Screenshot from the main title of the 1972 movie Skyjacked shows a Boeing 707-373C airliner gracefully banking to the right above a cloud bank.
A Boeing 707-373C receives screen credit in the “Skyjacked” main title.

I watched “Skyjacked” last night for the first time since I saw the film in 1972 — and it holds up amazingly well. The aerial cinematography almost puts it in the same league as “Strategic Air Command.” Indeed, the Boeing 707 pretty much is the film’s co-star, its soaring shape ideally suited to the wide Panavision aspect ratio.

“Skyjacked” shuns effects shots, except for a few rear-projection setups. As a result, its overall feel is much more realistic than even the original “Airport,” which suffered from comedically obvious aircraft miniatures made painfully apparent in 70mm Todd-AO.

National Guard F-100s in Russian paintjobs fill in for MiGs.

Retekess TR629: Worthwhile despite flaws

The Retekess TR629 tunes the AM band.

There’s much to like about the value-priced Retekess TR629, a new radio from the consumer-responsive folks at Retevis. I use my set from a 54th-floor apartment in a Chicago high-rise that’s essentially a Faraday cage and I’m still able to pull in a lot of stations.

REVIEW OF TR629 FEATURES
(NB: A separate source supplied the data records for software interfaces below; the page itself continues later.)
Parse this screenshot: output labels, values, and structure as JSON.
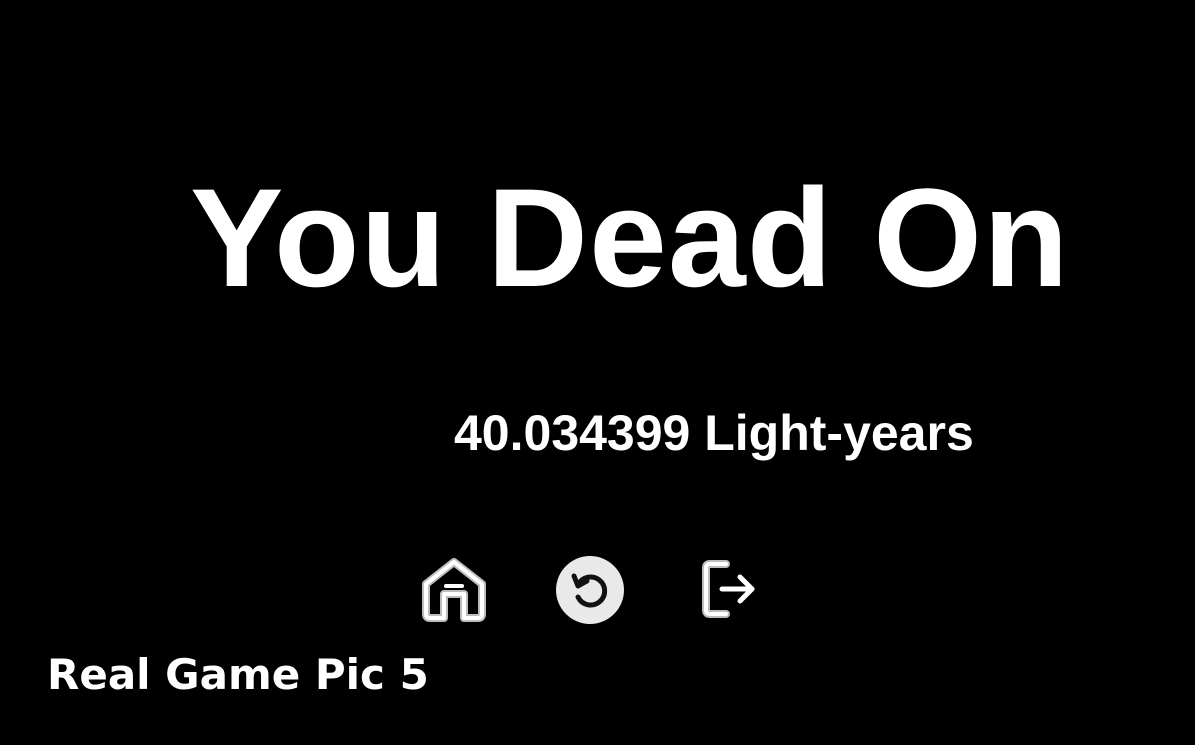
{
  "game_over": {
    "title": "You Dead On",
    "distance": "40.034399 Light-years"
  },
  "actions": {
    "home_icon": "home-icon",
    "restart_icon": "restart-icon",
    "exit_icon": "exit-icon"
  },
  "caption": "Real Game Pic 5",
  "colors": {
    "background": "#000000",
    "text": "#ffffff",
    "icon_outline": "#bdbdbd"
  }
}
• The TR629 does a good job on MW (AM broadcast). During the day, I can tune numerous local stations. After dark, a solid selection of stations from the Midwest, Southwest, and East Coast emerge from the ether. (See attached video of daytime AM reception.)

• FM is especially enjoyable. Near a window, I can receive over 40 stations. Farther inside my apartment, I can pick up nearly all major local stations.
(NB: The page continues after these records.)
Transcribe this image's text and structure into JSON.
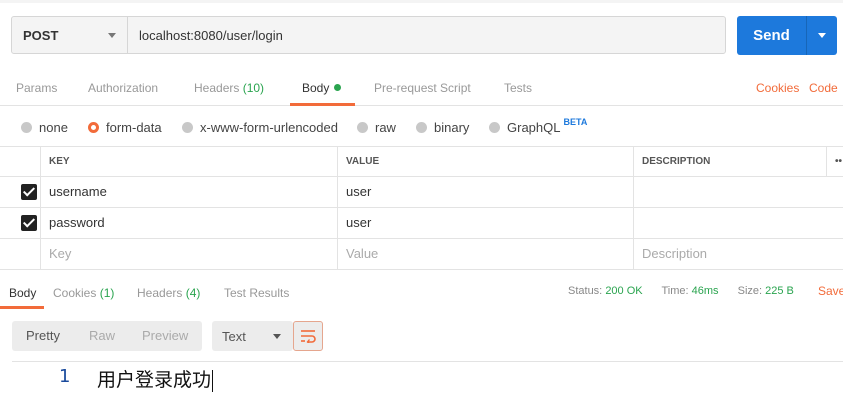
{
  "request": {
    "method": "POST",
    "url": "localhost:8080/user/login",
    "send_label": "Send"
  },
  "request_tabs": {
    "params": "Params",
    "authorization": "Authorization",
    "headers_label": "Headers",
    "headers_count": "(10)",
    "body": "Body",
    "prerequest": "Pre-request Script",
    "tests": "Tests",
    "cookies": "Cookies",
    "code": "Code"
  },
  "body_types": {
    "none": "none",
    "form_data": "form-data",
    "urlencoded": "x-www-form-urlencoded",
    "raw": "raw",
    "binary": "binary",
    "graphql": "GraphQL",
    "graphql_badge": "BETA",
    "selected": "form-data"
  },
  "kv_table": {
    "headers": {
      "key": "KEY",
      "value": "VALUE",
      "description": "DESCRIPTION",
      "more": "••"
    },
    "rows": [
      {
        "checked": true,
        "key": "username",
        "value": "user",
        "description": ""
      },
      {
        "checked": true,
        "key": "password",
        "value": "user",
        "description": ""
      }
    ],
    "placeholder": {
      "key": "Key",
      "value": "Value",
      "description": "Description"
    }
  },
  "response_tabs": {
    "body": "Body",
    "cookies_label": "Cookies",
    "cookies_count": "(1)",
    "headers_label": "Headers",
    "headers_count": "(4)",
    "test_results": "Test Results"
  },
  "response_status": {
    "status_label": "Status:",
    "status_value": "200 OK",
    "time_label": "Time:",
    "time_value": "46ms",
    "size_label": "Size:",
    "size_value": "225 B",
    "save": "Save"
  },
  "view_toolbar": {
    "pretty": "Pretty",
    "raw": "Raw",
    "preview": "Preview",
    "format": "Text"
  },
  "response_body": {
    "line_number": "1",
    "text": "用户登录成功"
  },
  "colors": {
    "accent": "#f26b3a",
    "send": "#1d79dc",
    "success": "#2aa44f"
  }
}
• Depending on time of day and whether you’ve attached an external antenna, the radio can perform well on shortwave. Coverage is from 2.3 MHz to 21.19 MHz.
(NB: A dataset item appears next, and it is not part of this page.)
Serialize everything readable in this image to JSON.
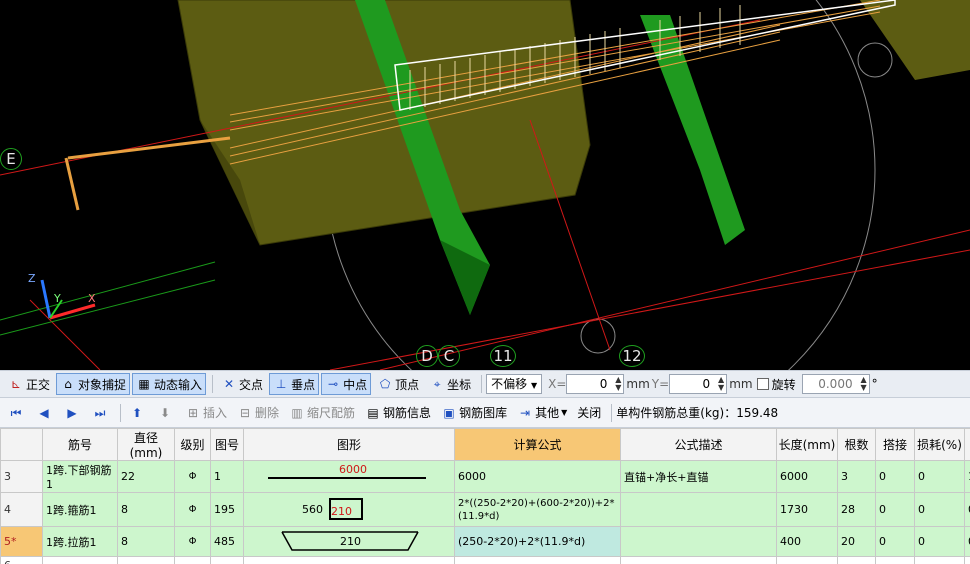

• One of my favorite features is that the TR629 records off-air and plays prerecorded material. The recording feature isn’t even available on major manufacturers’ flagship radios, so Retevis’ decision to include it on a budget-friendly portable is a significant plus.

• The set has a solid feel — especially when working the tuning and volume knobs.

• There’s a large, easy-to-read digital display.

• Radio operates for a long time on 3 D cells.

• Battery-free operation uses a simple cord plugged into radio and then AC outlet. No wall wart.

• Although the TR629’s automatic tuning system (ATS) is of limited use because it is permanently set to scan at 9 kHz, manual tuning and saving of stations is easily and quickly mastered.

• Those interested in MW DXing will appreciate that the TR629 manually tunes in 1 kHz steps.

• The radio’s temperature display is more useful than I expected. It’s also a great way to drag me kicking and screaming into the metric system — you can’t switch it to Fahrenheit.

OPERATIONAL NOTES

A buzzing periodically can be heard in AM mode — roughly about every 15 seconds. I returned the TR629 because of this and the replacement suffers from the same issue. When DXing, it’s easy to ignore this artifact due to background noise, but the buzz can make prolonged listening of MW/AM a challenge. In his excellent review of the TR629, Todderbert identifies the radio’s temperature-display circuit as the culprit.

The radio accepts both a micro SD card or USB flash drive. On my radio, both options also record a low-pitched, rythmic pulsing sound behind the audio. This artifact is much less noticeable in USB recordings. If you have a choice, use the USB for recording.

I LIKE RETEVIS’ CUSTOMER ATTITUDE

• Company representatives were quick to respond to my question about ATS and indicated later editions of the TR629 will incorporate a 10 kHz scanning capability. Other customers have reported that Retekess will remove the buzz-inducing temperature display, as well.

• They are courteous, caring, helpful — and genuinely want my business. I wish more companies were like this.

(This review appeared in slightly different form on Amazon.)

Panasonic RF-596 is almost perfect

My favorite radio is this Panasonic RF-596 manufactured back in 1978. It tunes like a champ, has wonderful sound, and the illuminated dial and LED tuning light make every monitoring session a visually dramatic experience. Its dial is slightly off and should be recalibrated, but I don’t want to risk surgery on this otherwise perfect little beauty.

What treasured yestertech do you own?

Tuning around on the FM band in my kitchen on the 54th floor of a Chicago highrise.